> **What the task asks**: Look through the entries below and say how many lines contain the string "quod". Give the number only.

> **Data records**:
§ §
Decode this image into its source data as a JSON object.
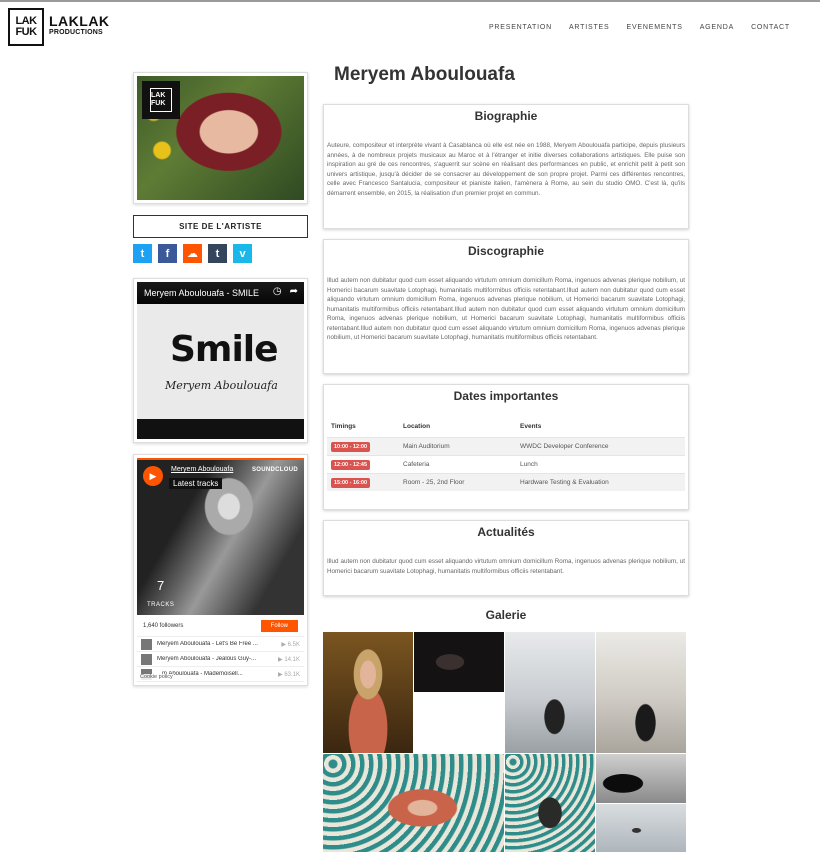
{
  "brand": {
    "name": "LAKLAK",
    "sub": "PRODUCTIONS",
    "mark": [
      "LA",
      "K",
      "FU",
      "K"
    ]
  },
  "nav": [
    "PRESENTATION",
    "ARTISTES",
    "EVENEMENTS",
    "AGENDA",
    "CONTACT"
  ],
  "artist": {
    "name": "Meryem Aboulouafa"
  },
  "sidebar": {
    "site_button": "SITE DE L'ARTISTE",
    "social": [
      {
        "icon": "twitter-icon",
        "glyph": "t",
        "color": "#1da1f2"
      },
      {
        "icon": "facebook-icon",
        "glyph": "f",
        "color": "#3b5998"
      },
      {
        "icon": "soundcloud-icon",
        "glyph": "☁",
        "color": "#f50"
      },
      {
        "icon": "tumblr-icon",
        "glyph": "t",
        "color": "#35465c"
      },
      {
        "icon": "vimeo-icon",
        "glyph": "v",
        "color": "#1ab7ea"
      }
    ],
    "video": {
      "title": "Meryem Aboulouafa - SMILE",
      "art_title": "Smile",
      "art_sub": "Meryem Aboulouafa"
    },
    "soundcloud": {
      "artist": "Meryem Aboulouafa",
      "latest": "Latest tracks",
      "brand": "SOUNDCLOUD",
      "count": "7",
      "count_label": "TRACKS",
      "followers": "1,640 followers",
      "follow": "Follow",
      "tracks": [
        {
          "name": "Meryem Aboulouafa - Let's Be Free ...",
          "plays": "▶ 6.5K"
        },
        {
          "name": "Meryem Aboulouafa - Jealous Guy-...",
          "plays": "▶ 14.1K"
        },
        {
          "name": "...m Aboulouafa - Mademoisell...",
          "plays": "▶ 63.1K"
        }
      ],
      "cookie": "Cookie policy"
    }
  },
  "bio": {
    "title": "Biographie",
    "text": "Auteure, compositeur et interprète vivant à Casablanca où elle est née en 1988, Meryem Aboulouafa participe, depuis plusieurs années, à de nombreux projets musicaux au Maroc et à l'étranger et initie diverses collaborations artistiques. Elle puise son inspiration au gré de ces rencontres, s'aguerrit sur scène en réalisant des performances en public, et enrichit petit à petit son univers artistique, jusqu'à décider de se consacrer au développement de son propre projet. Parmi ces différentes rencontres, celle avec Francesco Santalucia, compositeur et pianiste italien, l'amènera à Rome, au sein du studio OMO. C'est là, qu'ils démarrent ensemble, en 2015, la réalisation d'un premier projet en commun."
  },
  "disco": {
    "title": "Discographie",
    "text": "Illud autem non dubitatur quod cum esset aliquando virtutum omnium domicillum Roma, ingenuos advenas plerique nobilium, ut Homerici bacarum suavitate Lotophagi, humanitatis multiformibus officiis retentabant.Illud autem non dubitatur quod cum esset aliquando virtutum omnium domicillum Roma, ingenuos advenas plerique nobilium, ut Homerici bacarum suavitate Lotophagi, humanitatis multiformibus officiis retentabant.Illud autem non dubitatur quod cum esset aliquando virtutum omnium domicillum Roma, ingenuos advenas plerique nobilium, ut Homerici bacarum suavitate Lotophagi, humanitatis multiformibus officiis retentabant.Illud autem non dubitatur quod cum esset aliquando virtutum omnium domicillum Roma, ingenuos advenas plerique nobilium, ut Homerici bacarum suavitate Lotophagi, humanitatis multiformibus officiis retentabant."
  },
  "dates": {
    "title": "Dates importantes",
    "headers": [
      "Timings",
      "Location",
      "Events"
    ],
    "rows": [
      {
        "time": "10:00 - 12:00",
        "location": "Main Auditorium",
        "event": "WWDC Developer Conference"
      },
      {
        "time": "12:00 - 12:45",
        "location": "Cafeteria",
        "event": "Lunch"
      },
      {
        "time": "15:00 - 16:00",
        "location": "Room - 25, 2nd Floor",
        "event": "Hardware Testing & Evaluation"
      }
    ]
  },
  "news": {
    "title": "Actualités",
    "text": "Illud autem non dubitatur quod cum esset aliquando virtutum omnium domicillum Roma, ingenuos advenas plerique nobilium, ut Homerici bacarum suavitate Lotophagi, humanitatis multiformibus officiis retentabant."
  },
  "gallery": {
    "title": "Galerie"
  },
  "colors": {
    "accent_red": "#d9534f",
    "soundcloud": "#ff5500"
  }
}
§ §
> **Task result**: 2